In reality, there’s no justification for today’s extraordinary concentration of wealth at the very top. It’s distorting our politics, rigging our markets, and granting unprecedented power to a handful of people.
The last time America faced anything comparable was at the start of the 20th century. In 1910, former President Theodore Roosevelt warned that “a small class of enormously wealthy and economically powerful men, whose chief object is to hold and increase their power” could destroy American democracy.
Roosevelt’s answer was to tax wealth. The estate tax was enacted in 1916, and the capital gains tax in 1922. Since that time, both have eroded. As the rich have accumulated greater wealth, they have also amassed more political power — and have used that political power to reduce their taxes.
Years later, Franklin D. Roosevelt saw the 1929 crash not only as a financial crisis but as an occasion to renegotiate the relationship between capitalism and democracy. Accepting renomination in 1936, he spoke of the need to redeem American democracy from the despotism of concentrated economic power.
“Through new uses of corporations, banks and securities,” he said, an “industrial dictatorship” now “reached out for control over Government itself. … [T]he political equality we once had won was meaningless in the face of economic inequality. A small group had concentrated into their own hands an almost complete control over other people's property, other people's money, other people's labor—other people's lives… Against economic tyranny such as this, the American citizen could appeal only to the organized power of Government. The collapse of 1929 showed up the despotism for what it was. The election of 1932 was the people's mandate to end it.”
FDR gave workers the power to organize into labor unions, the 40-hour workweek (with time-and-a-half for overtime), Social Security, unemployment insurance, and workers’ compensation for injuries. He raised taxes on the top.
But since then, these reforms have also eroded.

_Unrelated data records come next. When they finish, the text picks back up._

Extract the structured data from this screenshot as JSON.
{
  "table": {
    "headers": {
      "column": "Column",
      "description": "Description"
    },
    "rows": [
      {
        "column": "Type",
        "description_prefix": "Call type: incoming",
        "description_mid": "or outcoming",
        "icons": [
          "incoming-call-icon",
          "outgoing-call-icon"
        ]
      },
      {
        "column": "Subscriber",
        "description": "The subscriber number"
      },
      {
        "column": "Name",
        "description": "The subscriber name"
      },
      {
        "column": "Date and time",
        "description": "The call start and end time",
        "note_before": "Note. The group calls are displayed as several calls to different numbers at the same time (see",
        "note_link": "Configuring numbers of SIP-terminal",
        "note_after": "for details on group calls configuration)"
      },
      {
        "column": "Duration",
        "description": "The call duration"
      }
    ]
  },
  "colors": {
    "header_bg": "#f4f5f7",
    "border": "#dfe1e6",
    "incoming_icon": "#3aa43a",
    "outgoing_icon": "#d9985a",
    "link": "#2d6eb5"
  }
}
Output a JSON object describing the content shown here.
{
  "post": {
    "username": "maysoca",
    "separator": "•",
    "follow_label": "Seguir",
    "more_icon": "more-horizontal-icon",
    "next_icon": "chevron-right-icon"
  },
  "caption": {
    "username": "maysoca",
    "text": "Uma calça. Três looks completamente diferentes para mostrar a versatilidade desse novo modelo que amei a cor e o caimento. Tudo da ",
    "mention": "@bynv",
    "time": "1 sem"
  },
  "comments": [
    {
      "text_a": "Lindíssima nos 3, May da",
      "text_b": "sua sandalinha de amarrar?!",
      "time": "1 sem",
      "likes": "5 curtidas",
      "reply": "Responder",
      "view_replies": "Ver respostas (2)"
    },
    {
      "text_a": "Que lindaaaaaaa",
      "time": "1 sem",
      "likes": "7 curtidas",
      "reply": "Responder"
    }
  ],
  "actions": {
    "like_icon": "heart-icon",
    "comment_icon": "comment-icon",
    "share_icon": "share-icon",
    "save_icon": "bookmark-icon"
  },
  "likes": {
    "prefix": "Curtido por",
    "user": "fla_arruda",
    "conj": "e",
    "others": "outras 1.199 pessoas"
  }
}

The two Roosevelts understood something about the American economy and the ultra-rich that has now reemerged, even more extreme and more dangerous. We must understand it, too — and act.